Exercise details:
Work through the records below and tally every line containing "Axis". Reply with the total alone.

The records:
=== Section Start ===
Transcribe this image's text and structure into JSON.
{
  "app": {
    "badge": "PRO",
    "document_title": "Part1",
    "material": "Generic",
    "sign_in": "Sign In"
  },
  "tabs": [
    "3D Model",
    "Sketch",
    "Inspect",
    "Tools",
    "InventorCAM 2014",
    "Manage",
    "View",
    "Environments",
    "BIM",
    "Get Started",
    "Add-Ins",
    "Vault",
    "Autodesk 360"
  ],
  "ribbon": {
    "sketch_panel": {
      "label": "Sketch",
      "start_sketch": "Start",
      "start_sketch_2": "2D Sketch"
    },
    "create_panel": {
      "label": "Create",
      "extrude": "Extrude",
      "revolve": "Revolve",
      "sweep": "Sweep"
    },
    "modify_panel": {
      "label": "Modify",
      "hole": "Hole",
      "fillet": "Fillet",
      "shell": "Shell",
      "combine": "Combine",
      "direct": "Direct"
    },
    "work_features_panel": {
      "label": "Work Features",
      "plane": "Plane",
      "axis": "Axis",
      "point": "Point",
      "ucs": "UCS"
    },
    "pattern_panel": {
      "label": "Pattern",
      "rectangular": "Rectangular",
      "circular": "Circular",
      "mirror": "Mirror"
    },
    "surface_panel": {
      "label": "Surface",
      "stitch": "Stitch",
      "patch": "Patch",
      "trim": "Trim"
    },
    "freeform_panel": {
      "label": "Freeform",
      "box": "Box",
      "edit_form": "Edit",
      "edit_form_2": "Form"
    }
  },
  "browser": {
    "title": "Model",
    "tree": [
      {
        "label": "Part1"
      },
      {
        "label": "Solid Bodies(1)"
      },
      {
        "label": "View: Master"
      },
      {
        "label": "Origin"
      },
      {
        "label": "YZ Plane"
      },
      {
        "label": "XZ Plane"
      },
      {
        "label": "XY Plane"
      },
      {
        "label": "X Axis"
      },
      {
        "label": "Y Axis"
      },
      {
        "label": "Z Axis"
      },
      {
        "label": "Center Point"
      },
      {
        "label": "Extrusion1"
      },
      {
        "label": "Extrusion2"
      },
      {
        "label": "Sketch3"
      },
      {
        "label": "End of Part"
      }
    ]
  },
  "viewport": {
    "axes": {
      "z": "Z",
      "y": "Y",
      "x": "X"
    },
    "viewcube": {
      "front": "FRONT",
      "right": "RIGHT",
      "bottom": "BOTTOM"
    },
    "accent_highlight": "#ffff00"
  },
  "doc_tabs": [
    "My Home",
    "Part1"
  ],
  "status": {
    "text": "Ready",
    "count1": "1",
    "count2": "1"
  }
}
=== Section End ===
Solution:
4